Check every line of the material below for "Upload". Give the number of lines that have it, and only that.
☆ ☆ ☆
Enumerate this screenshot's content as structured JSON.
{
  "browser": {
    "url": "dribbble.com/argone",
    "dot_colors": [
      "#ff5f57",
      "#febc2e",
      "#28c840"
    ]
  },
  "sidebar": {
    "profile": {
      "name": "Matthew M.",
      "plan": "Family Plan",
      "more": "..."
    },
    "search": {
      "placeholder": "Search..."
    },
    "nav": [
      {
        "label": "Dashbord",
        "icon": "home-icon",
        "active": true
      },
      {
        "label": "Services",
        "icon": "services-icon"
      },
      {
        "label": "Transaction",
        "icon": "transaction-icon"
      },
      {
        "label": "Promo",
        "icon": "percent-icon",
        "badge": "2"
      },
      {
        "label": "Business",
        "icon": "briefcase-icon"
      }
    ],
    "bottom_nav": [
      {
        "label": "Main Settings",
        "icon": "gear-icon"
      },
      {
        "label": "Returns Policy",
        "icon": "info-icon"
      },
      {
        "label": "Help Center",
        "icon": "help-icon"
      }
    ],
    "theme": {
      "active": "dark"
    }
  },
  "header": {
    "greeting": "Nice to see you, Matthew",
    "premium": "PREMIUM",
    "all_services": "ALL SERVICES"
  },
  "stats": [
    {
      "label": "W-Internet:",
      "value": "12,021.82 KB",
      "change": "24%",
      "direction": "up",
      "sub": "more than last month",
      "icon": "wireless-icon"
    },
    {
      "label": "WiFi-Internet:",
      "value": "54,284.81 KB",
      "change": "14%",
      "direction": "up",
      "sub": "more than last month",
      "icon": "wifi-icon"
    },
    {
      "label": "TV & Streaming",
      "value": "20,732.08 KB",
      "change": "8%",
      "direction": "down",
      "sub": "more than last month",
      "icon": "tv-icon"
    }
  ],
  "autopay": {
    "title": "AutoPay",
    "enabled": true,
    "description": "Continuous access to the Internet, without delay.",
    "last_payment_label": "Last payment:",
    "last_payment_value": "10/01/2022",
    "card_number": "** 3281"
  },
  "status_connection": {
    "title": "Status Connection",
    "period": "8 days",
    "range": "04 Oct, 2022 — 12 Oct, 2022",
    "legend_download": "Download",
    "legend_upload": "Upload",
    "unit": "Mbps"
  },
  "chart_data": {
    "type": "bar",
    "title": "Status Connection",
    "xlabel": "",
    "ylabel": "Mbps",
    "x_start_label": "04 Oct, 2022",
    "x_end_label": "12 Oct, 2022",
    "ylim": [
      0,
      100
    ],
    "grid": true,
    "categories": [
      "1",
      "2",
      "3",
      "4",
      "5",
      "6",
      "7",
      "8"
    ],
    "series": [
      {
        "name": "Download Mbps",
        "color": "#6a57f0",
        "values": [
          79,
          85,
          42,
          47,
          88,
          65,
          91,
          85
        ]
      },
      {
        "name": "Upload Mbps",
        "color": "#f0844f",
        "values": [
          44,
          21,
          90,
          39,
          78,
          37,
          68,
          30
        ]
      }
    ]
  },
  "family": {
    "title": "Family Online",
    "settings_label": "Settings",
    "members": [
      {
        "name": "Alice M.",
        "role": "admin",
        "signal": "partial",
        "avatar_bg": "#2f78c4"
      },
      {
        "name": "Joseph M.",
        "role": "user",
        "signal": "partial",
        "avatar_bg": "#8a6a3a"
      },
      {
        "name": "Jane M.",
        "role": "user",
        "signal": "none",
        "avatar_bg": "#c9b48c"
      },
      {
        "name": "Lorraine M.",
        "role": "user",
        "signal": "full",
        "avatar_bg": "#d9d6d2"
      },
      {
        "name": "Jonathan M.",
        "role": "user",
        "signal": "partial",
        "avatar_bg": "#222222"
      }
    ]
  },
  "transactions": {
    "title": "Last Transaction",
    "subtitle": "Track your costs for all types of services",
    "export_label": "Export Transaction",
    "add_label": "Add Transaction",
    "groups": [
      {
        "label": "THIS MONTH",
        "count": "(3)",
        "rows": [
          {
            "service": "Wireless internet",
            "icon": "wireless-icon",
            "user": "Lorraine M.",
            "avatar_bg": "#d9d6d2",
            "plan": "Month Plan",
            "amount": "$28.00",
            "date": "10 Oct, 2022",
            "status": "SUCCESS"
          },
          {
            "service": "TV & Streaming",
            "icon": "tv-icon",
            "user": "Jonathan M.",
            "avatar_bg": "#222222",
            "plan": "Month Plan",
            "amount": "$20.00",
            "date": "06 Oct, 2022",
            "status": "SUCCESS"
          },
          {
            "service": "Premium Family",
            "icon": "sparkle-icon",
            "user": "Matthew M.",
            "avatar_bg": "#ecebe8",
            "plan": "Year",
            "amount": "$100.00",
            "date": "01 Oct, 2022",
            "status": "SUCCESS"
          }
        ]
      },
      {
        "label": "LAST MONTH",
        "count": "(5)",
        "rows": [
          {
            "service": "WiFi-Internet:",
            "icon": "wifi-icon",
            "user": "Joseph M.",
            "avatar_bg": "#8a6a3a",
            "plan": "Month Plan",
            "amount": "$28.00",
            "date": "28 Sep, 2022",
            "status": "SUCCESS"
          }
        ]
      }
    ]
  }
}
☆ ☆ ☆
## SOLUTION
2